Start of Data provided

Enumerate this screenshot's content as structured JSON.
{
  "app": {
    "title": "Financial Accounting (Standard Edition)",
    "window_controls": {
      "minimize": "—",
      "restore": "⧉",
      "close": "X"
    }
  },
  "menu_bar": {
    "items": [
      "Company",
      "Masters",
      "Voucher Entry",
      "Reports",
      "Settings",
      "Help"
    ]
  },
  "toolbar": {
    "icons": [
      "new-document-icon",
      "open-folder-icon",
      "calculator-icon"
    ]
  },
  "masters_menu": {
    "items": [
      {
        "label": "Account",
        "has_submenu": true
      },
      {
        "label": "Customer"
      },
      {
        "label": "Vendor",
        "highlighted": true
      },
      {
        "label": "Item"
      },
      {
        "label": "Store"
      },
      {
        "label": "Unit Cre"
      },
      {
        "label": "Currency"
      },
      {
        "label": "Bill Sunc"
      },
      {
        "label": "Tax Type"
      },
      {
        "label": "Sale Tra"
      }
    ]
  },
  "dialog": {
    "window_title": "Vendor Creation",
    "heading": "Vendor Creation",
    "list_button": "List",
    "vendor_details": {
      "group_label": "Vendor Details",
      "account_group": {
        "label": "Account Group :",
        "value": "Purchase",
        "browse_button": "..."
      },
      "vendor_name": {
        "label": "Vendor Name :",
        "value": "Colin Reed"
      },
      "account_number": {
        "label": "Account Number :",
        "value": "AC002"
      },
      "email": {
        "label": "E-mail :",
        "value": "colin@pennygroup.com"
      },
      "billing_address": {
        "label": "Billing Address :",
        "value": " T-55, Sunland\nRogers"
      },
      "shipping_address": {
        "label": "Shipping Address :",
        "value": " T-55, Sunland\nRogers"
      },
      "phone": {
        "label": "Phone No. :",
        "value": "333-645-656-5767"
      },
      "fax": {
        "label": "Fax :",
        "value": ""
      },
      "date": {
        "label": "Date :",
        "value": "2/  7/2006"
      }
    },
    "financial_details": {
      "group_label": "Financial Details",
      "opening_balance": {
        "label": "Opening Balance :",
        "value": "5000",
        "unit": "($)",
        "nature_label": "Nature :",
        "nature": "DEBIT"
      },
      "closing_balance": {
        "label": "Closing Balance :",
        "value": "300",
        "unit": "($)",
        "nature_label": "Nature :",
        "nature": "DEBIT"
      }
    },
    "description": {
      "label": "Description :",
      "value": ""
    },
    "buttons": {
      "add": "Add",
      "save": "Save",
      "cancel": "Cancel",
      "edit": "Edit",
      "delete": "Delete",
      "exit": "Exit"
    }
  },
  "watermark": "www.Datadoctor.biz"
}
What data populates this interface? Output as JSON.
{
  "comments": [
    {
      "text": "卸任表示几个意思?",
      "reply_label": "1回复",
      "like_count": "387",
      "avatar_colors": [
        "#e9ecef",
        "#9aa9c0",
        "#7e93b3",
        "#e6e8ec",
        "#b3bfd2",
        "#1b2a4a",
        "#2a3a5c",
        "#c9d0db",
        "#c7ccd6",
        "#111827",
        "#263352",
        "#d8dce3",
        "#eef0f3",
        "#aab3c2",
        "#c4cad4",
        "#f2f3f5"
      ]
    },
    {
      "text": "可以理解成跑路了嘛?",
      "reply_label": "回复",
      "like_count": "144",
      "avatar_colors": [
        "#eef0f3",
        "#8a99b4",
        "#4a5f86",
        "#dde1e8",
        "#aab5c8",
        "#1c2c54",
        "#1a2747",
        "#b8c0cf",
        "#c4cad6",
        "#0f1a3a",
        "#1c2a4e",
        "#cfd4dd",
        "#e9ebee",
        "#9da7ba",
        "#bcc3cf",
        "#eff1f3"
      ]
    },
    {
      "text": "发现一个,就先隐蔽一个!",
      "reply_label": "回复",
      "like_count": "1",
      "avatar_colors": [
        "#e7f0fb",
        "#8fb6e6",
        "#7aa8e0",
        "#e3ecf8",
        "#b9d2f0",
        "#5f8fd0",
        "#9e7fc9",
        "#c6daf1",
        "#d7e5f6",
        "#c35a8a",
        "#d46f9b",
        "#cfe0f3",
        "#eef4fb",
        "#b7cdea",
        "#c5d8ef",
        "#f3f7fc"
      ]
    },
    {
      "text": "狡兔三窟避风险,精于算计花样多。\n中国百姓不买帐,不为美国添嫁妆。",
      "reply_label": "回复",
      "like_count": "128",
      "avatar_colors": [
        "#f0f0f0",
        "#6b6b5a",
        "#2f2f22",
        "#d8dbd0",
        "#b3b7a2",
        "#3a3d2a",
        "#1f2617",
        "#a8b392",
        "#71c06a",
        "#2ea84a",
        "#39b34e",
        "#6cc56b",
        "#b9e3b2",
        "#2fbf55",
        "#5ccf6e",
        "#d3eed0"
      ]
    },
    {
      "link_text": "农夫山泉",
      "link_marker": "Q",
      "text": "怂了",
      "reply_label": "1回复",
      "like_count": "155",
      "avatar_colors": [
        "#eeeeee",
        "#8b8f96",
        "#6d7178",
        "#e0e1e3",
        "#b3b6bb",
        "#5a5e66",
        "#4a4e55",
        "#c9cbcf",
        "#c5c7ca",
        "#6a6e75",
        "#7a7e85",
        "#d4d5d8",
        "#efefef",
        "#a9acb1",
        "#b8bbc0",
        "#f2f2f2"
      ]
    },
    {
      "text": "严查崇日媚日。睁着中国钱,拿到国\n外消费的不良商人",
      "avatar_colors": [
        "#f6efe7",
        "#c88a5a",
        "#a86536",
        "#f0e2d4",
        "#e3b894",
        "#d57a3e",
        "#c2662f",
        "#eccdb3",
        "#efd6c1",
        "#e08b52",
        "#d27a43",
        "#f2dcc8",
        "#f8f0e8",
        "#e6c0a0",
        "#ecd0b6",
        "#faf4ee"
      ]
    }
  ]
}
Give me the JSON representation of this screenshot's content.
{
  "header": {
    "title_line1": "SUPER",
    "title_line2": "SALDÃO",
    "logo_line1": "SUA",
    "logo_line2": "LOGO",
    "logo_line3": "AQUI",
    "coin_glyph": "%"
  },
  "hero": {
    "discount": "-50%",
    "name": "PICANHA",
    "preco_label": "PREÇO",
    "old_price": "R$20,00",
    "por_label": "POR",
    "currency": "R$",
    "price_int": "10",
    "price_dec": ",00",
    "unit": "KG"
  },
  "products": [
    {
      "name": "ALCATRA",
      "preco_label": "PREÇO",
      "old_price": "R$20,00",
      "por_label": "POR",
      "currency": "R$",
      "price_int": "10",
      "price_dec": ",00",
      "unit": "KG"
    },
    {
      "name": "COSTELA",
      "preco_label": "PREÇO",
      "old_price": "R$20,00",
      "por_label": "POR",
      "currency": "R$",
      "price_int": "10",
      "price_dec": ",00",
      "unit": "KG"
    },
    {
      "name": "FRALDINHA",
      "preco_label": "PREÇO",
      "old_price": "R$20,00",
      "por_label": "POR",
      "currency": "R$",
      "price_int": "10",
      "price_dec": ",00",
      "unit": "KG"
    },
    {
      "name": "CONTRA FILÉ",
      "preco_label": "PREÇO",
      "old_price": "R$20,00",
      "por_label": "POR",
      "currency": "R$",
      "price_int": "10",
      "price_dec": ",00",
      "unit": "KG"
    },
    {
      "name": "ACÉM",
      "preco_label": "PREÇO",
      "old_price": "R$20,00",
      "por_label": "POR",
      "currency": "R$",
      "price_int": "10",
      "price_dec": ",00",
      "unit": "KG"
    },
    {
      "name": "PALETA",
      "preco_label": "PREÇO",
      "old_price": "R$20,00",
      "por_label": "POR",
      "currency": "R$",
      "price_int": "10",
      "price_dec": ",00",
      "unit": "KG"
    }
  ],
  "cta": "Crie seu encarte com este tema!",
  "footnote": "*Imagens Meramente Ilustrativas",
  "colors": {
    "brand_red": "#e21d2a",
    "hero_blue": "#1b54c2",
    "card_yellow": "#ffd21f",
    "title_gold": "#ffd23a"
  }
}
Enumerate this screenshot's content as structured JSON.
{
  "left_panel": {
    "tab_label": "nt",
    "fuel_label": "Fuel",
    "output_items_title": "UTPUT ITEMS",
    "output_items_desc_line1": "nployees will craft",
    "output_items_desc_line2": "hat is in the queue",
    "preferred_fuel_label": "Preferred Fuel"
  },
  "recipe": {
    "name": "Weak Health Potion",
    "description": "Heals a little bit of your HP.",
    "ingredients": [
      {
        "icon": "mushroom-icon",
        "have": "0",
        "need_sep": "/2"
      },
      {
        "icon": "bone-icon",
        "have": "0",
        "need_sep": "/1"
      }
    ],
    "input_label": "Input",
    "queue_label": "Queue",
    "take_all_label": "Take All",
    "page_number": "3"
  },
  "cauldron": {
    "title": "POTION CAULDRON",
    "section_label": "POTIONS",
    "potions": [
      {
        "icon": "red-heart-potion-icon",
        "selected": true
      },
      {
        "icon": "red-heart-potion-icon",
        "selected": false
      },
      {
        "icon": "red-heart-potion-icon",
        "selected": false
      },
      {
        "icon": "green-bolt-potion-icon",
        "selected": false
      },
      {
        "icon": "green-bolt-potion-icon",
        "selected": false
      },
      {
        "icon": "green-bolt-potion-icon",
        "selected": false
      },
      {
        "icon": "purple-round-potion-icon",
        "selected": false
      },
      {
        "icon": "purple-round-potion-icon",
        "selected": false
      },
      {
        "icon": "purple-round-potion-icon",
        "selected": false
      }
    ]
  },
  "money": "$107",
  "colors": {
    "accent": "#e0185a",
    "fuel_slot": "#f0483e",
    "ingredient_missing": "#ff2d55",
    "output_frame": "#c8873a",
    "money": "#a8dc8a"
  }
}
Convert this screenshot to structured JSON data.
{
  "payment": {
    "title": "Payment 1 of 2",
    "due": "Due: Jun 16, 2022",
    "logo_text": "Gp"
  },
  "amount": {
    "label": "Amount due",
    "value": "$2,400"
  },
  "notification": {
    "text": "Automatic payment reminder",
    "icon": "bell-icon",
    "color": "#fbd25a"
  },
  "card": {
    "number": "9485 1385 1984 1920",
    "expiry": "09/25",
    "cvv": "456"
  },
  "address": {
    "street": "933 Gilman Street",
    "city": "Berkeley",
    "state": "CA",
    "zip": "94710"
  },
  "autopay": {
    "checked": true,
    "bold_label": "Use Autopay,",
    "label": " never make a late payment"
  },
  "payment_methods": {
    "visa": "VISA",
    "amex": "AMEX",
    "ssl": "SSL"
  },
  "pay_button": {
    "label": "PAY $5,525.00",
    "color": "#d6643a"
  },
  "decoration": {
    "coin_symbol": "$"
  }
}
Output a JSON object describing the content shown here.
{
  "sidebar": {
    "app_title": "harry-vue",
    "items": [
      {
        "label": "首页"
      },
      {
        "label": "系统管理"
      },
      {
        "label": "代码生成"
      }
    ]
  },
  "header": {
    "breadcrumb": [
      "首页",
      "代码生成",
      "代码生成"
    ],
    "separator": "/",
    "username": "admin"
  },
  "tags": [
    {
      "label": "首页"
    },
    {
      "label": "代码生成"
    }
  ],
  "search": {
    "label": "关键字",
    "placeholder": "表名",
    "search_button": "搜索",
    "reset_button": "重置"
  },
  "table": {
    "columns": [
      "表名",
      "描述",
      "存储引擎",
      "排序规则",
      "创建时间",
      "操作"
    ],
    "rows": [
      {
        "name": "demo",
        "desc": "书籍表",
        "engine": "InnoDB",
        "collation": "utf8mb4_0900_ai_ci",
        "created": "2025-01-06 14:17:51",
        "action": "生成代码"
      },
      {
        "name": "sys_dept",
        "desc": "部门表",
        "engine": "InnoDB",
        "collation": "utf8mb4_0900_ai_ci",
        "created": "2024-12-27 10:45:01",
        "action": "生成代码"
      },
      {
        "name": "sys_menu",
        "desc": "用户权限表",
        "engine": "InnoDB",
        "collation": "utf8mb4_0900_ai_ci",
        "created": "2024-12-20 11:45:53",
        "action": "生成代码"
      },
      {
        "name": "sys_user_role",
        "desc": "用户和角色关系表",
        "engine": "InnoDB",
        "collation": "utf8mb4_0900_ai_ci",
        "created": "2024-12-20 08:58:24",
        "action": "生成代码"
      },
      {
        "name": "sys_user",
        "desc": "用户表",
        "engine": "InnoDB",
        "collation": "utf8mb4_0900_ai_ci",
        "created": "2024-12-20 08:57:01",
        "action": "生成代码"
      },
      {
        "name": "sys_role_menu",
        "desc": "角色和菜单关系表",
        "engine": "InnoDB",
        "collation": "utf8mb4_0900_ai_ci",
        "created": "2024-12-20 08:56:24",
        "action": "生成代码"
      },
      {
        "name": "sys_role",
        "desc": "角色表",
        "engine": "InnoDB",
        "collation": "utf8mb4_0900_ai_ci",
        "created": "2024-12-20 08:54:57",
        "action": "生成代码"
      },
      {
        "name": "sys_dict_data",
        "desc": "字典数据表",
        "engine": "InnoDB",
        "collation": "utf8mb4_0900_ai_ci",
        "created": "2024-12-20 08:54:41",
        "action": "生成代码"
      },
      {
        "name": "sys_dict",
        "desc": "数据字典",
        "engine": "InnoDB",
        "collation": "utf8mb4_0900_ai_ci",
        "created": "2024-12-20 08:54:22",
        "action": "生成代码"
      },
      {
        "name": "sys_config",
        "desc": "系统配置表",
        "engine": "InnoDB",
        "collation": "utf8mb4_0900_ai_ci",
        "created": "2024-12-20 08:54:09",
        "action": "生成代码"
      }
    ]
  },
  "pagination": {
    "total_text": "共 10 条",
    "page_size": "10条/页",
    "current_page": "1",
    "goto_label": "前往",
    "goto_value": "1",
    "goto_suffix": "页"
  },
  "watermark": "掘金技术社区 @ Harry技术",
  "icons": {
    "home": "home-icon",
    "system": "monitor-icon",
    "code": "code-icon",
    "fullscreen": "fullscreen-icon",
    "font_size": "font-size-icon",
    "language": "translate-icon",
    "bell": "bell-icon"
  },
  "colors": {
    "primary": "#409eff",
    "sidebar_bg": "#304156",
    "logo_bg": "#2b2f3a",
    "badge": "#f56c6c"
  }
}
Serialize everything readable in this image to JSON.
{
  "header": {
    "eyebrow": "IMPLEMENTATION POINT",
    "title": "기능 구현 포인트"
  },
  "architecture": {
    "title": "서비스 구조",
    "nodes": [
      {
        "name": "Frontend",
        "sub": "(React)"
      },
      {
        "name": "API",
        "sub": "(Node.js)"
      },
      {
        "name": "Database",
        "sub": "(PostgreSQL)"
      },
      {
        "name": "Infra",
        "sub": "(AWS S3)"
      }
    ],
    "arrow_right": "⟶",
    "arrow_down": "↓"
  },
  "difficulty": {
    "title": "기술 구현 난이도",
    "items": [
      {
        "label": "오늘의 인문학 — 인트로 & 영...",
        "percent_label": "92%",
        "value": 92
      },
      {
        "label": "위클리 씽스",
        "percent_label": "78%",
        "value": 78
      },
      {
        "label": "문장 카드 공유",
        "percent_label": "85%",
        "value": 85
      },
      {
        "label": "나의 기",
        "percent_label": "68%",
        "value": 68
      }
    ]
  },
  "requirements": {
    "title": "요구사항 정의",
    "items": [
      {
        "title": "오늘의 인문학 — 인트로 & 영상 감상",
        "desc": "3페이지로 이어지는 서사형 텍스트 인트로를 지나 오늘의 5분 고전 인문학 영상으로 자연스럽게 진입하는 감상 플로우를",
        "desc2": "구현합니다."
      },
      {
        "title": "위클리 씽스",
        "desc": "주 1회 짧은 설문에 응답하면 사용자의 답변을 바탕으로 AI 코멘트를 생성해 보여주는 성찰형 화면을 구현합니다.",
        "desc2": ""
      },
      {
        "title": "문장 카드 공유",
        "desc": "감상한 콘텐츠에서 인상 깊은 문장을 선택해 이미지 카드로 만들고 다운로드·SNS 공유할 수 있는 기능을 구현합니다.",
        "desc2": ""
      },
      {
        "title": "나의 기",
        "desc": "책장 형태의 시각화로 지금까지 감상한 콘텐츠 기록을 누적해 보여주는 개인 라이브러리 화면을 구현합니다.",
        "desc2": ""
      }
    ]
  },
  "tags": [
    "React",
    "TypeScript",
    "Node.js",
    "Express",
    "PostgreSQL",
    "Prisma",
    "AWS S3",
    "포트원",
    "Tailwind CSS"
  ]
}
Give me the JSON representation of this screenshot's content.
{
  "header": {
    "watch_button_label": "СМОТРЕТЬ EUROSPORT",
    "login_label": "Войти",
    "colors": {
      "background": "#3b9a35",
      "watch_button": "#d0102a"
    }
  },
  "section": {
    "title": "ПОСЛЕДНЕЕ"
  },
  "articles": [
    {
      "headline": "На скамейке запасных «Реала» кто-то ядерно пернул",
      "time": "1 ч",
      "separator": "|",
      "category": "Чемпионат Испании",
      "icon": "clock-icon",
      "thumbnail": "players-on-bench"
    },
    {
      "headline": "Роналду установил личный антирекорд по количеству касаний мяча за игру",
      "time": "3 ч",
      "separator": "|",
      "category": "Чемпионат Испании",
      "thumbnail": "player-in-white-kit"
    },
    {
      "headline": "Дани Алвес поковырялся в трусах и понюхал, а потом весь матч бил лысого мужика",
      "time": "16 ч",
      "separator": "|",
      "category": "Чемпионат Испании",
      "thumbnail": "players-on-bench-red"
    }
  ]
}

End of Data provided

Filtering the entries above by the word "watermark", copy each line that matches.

Solution below:
  "watermark": "www.Datadoctor.biz"
  "watermark": "掘金技术社区 @ Harry技术",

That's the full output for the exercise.